Whereas traditional scholarly editing can be seen as constructing a new document drawing together and comparing many source documents to cast light on a work, genetic editing closely examines a single extant manuscript and traces back each aspect to cast light on the work.

Genetic editing is named by analogy with genetics manuscripts (individuals) are derived from other manuscripts (or previous states of the same manuscript) and with the derivation tree being a partial ordered tree.

As of 2011, there is an active proposal to add genetic editing support to the Text Encoding Initiative's XML format.[4]

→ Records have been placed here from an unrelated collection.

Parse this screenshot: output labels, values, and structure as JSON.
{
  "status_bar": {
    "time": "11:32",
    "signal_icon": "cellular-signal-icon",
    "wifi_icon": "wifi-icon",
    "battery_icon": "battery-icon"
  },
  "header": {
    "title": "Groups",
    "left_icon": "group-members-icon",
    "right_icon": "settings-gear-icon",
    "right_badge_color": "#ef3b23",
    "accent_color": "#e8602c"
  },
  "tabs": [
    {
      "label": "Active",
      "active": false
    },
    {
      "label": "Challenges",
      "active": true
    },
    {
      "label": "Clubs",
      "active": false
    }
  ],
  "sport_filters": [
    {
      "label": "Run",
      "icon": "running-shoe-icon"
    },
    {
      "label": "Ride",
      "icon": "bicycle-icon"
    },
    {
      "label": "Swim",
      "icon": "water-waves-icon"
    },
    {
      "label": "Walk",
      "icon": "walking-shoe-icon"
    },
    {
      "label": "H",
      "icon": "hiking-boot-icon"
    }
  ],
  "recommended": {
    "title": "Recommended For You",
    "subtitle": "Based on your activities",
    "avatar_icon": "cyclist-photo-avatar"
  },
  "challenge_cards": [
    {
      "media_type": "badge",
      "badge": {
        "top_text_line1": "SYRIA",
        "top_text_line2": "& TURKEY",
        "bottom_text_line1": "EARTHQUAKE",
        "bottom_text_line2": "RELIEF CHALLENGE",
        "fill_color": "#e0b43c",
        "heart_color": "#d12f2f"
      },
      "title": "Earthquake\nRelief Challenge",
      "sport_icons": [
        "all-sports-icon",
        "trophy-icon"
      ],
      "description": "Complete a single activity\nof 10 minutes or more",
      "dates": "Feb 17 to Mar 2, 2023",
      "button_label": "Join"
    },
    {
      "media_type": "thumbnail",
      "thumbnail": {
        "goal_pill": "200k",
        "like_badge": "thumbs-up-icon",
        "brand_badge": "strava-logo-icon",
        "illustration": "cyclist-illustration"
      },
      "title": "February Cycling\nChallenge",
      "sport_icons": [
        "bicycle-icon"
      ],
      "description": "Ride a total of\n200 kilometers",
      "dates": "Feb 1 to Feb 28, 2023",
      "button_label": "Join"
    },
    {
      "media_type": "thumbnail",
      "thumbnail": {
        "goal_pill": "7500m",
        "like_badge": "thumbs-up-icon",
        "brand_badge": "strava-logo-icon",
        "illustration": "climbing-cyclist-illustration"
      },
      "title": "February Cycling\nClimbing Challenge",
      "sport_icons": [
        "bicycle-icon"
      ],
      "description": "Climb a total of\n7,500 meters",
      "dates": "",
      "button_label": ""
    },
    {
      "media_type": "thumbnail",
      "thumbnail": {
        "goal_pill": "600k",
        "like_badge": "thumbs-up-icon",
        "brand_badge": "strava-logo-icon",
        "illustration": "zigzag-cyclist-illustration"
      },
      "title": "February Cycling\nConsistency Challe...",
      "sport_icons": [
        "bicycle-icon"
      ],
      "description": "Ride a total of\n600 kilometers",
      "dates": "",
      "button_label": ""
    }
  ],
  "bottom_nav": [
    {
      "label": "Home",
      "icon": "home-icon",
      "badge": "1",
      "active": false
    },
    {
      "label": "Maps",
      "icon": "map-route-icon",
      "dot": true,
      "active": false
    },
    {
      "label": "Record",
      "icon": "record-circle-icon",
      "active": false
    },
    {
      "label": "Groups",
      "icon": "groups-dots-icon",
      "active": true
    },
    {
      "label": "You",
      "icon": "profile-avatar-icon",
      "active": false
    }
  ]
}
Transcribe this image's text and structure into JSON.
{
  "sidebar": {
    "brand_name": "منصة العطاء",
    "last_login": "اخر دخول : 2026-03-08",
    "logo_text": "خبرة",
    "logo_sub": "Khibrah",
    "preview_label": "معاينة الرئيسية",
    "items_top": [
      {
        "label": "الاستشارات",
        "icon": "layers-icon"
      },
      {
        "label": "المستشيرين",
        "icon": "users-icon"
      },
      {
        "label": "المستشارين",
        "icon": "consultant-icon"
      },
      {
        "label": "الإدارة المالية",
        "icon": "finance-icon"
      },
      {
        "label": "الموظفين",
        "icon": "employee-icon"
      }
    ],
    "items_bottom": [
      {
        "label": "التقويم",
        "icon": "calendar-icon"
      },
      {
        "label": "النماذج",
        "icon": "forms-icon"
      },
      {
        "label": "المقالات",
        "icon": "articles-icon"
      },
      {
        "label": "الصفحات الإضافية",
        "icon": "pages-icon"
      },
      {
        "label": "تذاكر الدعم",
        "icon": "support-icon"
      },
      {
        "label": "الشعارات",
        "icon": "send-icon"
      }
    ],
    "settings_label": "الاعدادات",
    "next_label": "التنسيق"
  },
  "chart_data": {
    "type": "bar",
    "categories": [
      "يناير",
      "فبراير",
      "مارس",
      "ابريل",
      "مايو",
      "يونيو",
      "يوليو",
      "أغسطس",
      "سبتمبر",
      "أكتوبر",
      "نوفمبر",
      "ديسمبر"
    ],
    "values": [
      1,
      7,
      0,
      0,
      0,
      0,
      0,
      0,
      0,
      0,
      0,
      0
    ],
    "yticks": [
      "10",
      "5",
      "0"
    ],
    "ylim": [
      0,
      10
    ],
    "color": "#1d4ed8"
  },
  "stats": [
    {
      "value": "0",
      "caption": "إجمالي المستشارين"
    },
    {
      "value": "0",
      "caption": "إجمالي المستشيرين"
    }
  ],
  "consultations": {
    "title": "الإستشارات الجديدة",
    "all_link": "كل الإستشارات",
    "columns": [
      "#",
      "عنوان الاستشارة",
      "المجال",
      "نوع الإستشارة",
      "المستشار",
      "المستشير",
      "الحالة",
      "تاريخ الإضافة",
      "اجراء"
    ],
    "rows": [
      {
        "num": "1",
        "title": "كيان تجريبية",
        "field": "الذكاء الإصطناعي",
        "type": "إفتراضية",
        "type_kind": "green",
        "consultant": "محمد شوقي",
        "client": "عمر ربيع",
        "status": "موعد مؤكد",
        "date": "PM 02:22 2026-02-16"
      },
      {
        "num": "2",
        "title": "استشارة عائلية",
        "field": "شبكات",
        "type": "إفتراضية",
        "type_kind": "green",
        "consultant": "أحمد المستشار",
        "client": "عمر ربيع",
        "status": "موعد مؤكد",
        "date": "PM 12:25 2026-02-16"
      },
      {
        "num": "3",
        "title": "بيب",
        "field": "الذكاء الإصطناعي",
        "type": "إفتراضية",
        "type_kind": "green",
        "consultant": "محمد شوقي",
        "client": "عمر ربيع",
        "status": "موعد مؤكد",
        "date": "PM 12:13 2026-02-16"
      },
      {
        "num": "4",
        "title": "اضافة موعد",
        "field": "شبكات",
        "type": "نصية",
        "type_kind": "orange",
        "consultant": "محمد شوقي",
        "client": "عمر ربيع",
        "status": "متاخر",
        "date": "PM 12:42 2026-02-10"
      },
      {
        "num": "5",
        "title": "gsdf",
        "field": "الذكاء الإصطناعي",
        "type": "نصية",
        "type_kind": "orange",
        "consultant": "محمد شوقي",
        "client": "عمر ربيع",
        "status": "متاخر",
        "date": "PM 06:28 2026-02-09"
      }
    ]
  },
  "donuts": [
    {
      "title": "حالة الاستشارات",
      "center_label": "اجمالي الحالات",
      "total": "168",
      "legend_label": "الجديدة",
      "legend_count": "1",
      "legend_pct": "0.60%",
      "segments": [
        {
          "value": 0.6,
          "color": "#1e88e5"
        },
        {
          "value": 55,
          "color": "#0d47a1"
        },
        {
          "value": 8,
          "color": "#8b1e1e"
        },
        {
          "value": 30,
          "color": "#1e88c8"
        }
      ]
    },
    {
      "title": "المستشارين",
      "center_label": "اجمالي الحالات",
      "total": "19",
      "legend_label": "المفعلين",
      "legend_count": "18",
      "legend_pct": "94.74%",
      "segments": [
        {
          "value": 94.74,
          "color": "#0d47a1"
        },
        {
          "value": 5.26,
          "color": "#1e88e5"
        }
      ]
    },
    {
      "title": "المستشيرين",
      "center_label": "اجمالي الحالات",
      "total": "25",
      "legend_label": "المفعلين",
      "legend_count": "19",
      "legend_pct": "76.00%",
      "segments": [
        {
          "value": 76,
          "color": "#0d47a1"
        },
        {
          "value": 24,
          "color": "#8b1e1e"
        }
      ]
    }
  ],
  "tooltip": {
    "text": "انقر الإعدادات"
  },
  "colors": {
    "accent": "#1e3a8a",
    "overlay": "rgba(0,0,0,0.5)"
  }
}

  1. "Textual Scholarship: Genetic Criticism".<templatestyles src="Module:Citation/CS1/styles.css"></templatestyles>
  4. Lou Burnard; Fotis Jannidis; Elena Pierazzo; Malte Rehbein. "An Encoding Model for Genetic Editions".<templatestyles src="Module:Citation/CS1/styles.css"></templatestyles>